As I write this a brisk south westerly wind is moaning through the rigging and is buffeting the boat. I am ready to reach out to grab the coffee pot on the stove should the uneven swell threaten to topple it. Our wee yacht tugs and strains on her lines and I notice that I adjust naturally to these movements, something I am well used to by now.
We have been living on our yacht since the beginning of 2012 having totally downsized and decluttered our combined 100 years worth of living. It both amazed and horrified me at how much 'stuff' we had accumulated and held onto simply because we could not bear to throw it all away. There were literally dozens of cardboard packing boxes filled to the brim with papers, books, keepsakes, photos, trinkets, school reports, children's drawings, old letters and so much more. There was the clutter of household furniture and the general accoutrements too, belongings that seem so important, so crucial for modern living. All of this had to go.
It took a couple of months of hard physical work to clear our home of all our belongings. This involved myriad runs to the local charity shops, car boot sales and sadly many visits to the council recycling centre. What worked best though was setting up a table by our garden gate where folks wandering past could help themselves to whatever we placed out there. This way we knew that many of our more treasured possessions were going on to to happy homes.
There was an emotional challenge to this process too. Many items that we parted with held deeper meanings for us and it was painful to let them go. We rationalised this sense of loss by accepting the reality that most, if not all the more intimate items we were letting go, had not actively featured in our lives for many years - they had merely lain where we had packed them in their relative boxes gathering dust. In fact by unearthing, rediscovering them and handling them before giving them away, we reconnected with their significance in a way that meant their memories would be carried on with us.
The huge task of downsizing complete, we finally closed the door on our old home at the beginning of January in 2012 and moved onto our 27' yacht. Immediately we felt a lightness and a sense of relief at having unburdened our lives of so many unneeded possessions. Our lives from that point on have been immeasurably simpler and unencumbered by 'stuff'. We live each day with what we need and if it is not needed we pass it on or recycle it. We no longer buy things because we are seduced by the marketing or the promise of an easier life. Instead we enjoy our saved income in other more fulfilling ways.
How does this fit in with the sea kayaking journey ahead of me? I think the connection here is the further exploration of my desire for simplicity in my life. One of the main draws for me in sea kayaking as a method of exploring the natural world is the aesthetically simple method of travel. It is about how I journey through the world with only what I can carry. Where all I need to be comfortable, safe and happy is with me in my kayak.

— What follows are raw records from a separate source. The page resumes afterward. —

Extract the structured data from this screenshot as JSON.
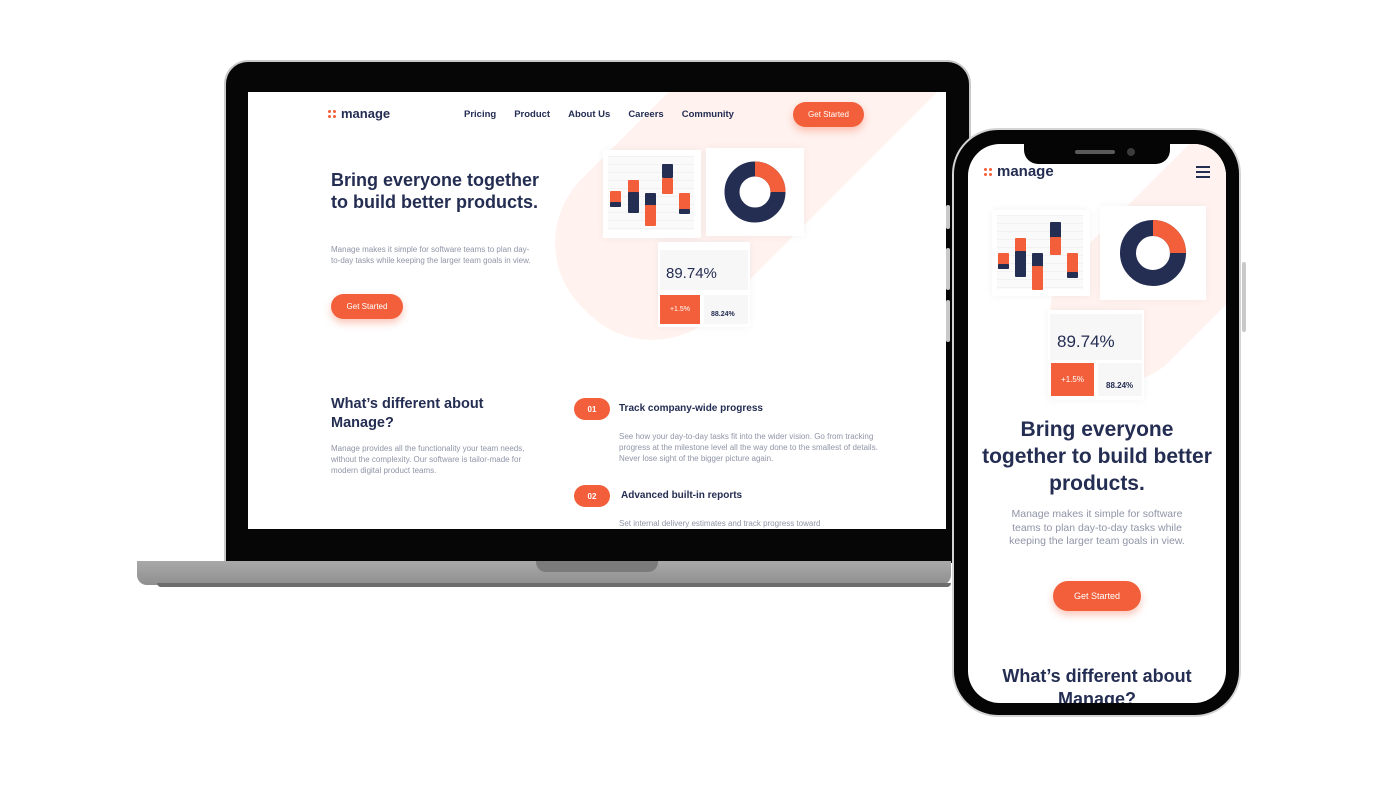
{
  "brand": {
    "name": "manage",
    "accent": "#f25f3a",
    "navy": "#242d52",
    "muted": "#9095a7"
  },
  "nav": {
    "items": [
      "Pricing",
      "Product",
      "About Us",
      "Careers",
      "Community"
    ],
    "cta": "Get Started"
  },
  "hero": {
    "title": "Bring everyone together to build better products.",
    "description": "Manage makes it simple for software teams to plan day-to-day tasks while keeping the larger team goals in view.",
    "cta": "Get Started"
  },
  "stats": {
    "main": "89.74%",
    "change": "+1.5%",
    "secondary": "88.24%"
  },
  "different": {
    "title": "What’s different about Manage?",
    "description": "Manage provides all the functionality your team needs, without the complexity. Our software is tailor-made for modern digital product teams."
  },
  "features": [
    {
      "number": "01",
      "title": "Track company-wide progress",
      "description": "See how your day-to-day tasks fit into the wider vision. Go from tracking progress at the milestone level all the way done to the smallest of details. Never lose sight of the bigger picture again."
    },
    {
      "number": "02",
      "title": "Advanced built-in reports",
      "description": "Set internal delivery estimates and track progress toward"
    }
  ],
  "mobile": {
    "menu_icon": "hamburger-menu-icon"
  }
}
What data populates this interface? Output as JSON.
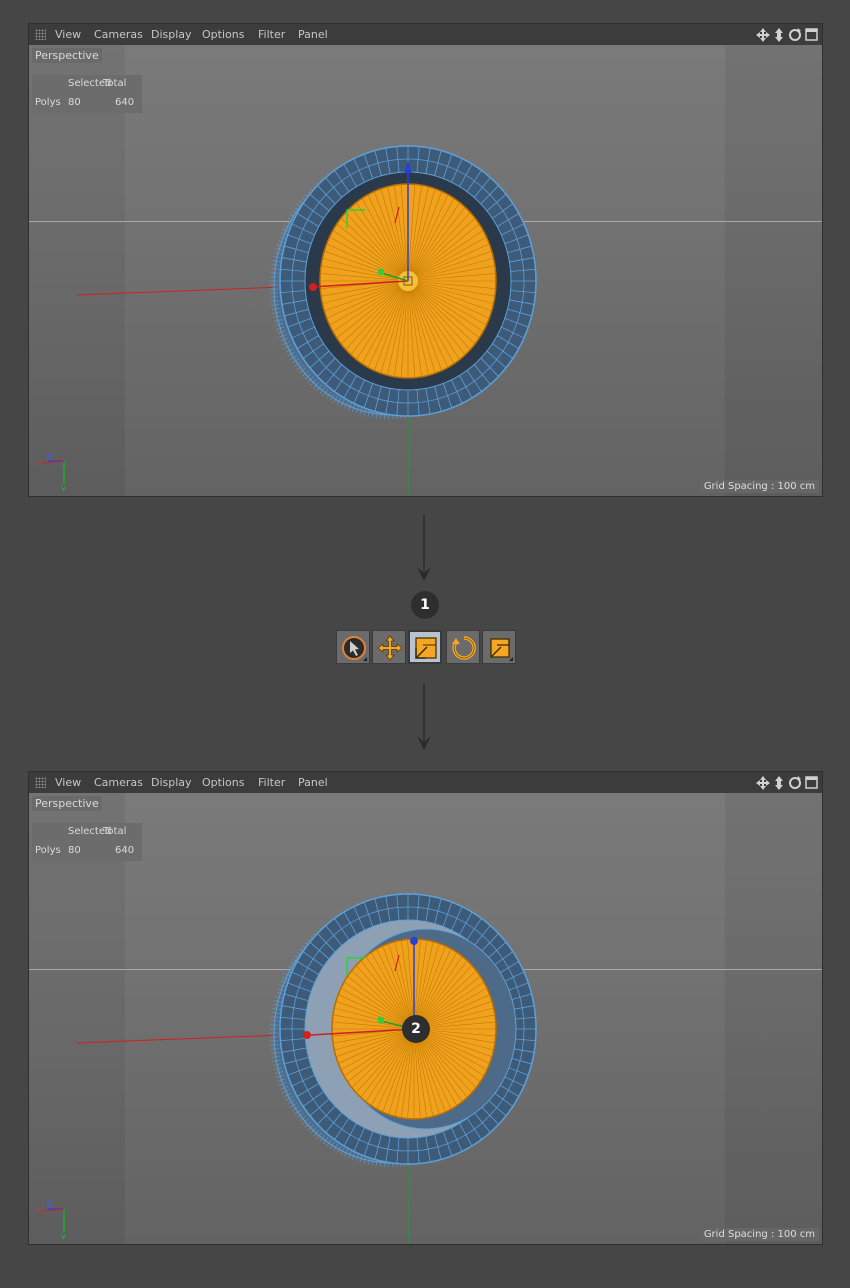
{
  "menu": [
    "View",
    "Cameras",
    "Display",
    "Options",
    "Filter",
    "Panel"
  ],
  "viewport_label": "Perspective",
  "stats": {
    "col_selected": "Selected",
    "col_total": "Total",
    "row_label": "Polys",
    "selected": "80",
    "total": "640"
  },
  "grid_spacing": "Grid Spacing : 100 cm",
  "axis_labels": {
    "y": "y",
    "z": "Z",
    "x": "x"
  },
  "steps": [
    "1",
    "2"
  ],
  "tools": [
    {
      "name": "live-selection",
      "active": false
    },
    {
      "name": "move",
      "active": false
    },
    {
      "name": "scale",
      "active": true
    },
    {
      "name": "rotate",
      "active": false
    },
    {
      "name": "scale-variant",
      "active": false
    }
  ],
  "colors": {
    "accent": "#f5a623",
    "mesh_blue": "#5da0d8",
    "selection_orange": "#f0a21e",
    "axis_x": "#d12020",
    "axis_y": "#1a9f2a",
    "axis_z": "#2a3fd6",
    "active_tool_bg": "#b8c3cf"
  }
}
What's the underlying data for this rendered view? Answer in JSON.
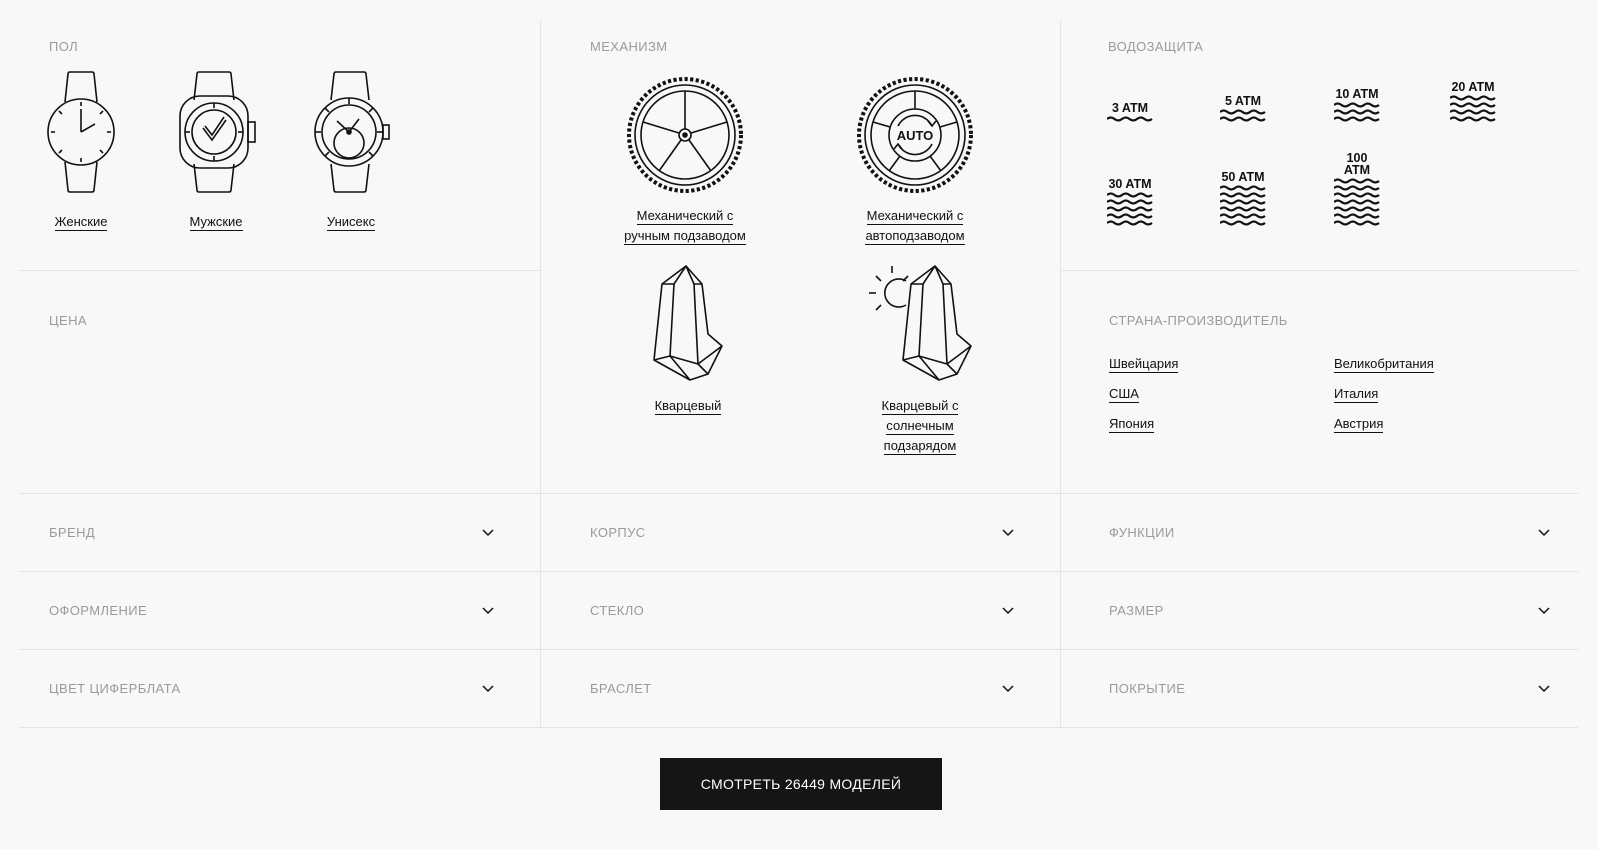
{
  "sections": {
    "gender": {
      "title": "Пол",
      "options": [
        "Женские",
        "Мужские",
        "Унисекс"
      ]
    },
    "mechanism": {
      "title": "Механизм",
      "options": [
        {
          "line1": "Механический с",
          "line2": "ручным подзаводом"
        },
        {
          "line1": "Механический с",
          "line2": "автоподзаводом"
        },
        {
          "line1": "Кварцевый"
        },
        {
          "line1": "Кварцевый с",
          "line2": "солнечным",
          "line3": "подзарядом"
        }
      ],
      "auto_badge": "AUTO"
    },
    "water": {
      "title": "Водозащита",
      "options": [
        "3 ATM",
        "5 ATM",
        "10 ATM",
        "20 ATM",
        "30 ATM",
        "50 ATM",
        "100 ATM"
      ]
    },
    "price": {
      "title": "Цена"
    },
    "country": {
      "title": "Страна-производитель",
      "options": [
        "Швейцария",
        "Великобритания",
        "США",
        "Италия",
        "Япония",
        "Австрия"
      ]
    }
  },
  "accordions": [
    [
      "Бренд",
      "Корпус",
      "Функции"
    ],
    [
      "Оформление",
      "Стекло",
      "Размер"
    ],
    [
      "Цвет циферблата",
      "Браслет",
      "Покрытие"
    ]
  ],
  "cta": {
    "label": "Смотреть 26449 моделей"
  },
  "colors": {
    "background": "#f8f8f8",
    "muted": "#9a9a9a",
    "button": "#151515",
    "divider": "#e3e3e3"
  }
}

This is true of my life - our life - now, on our boat. All we have in our lives is all that we truly need - and this is not very much.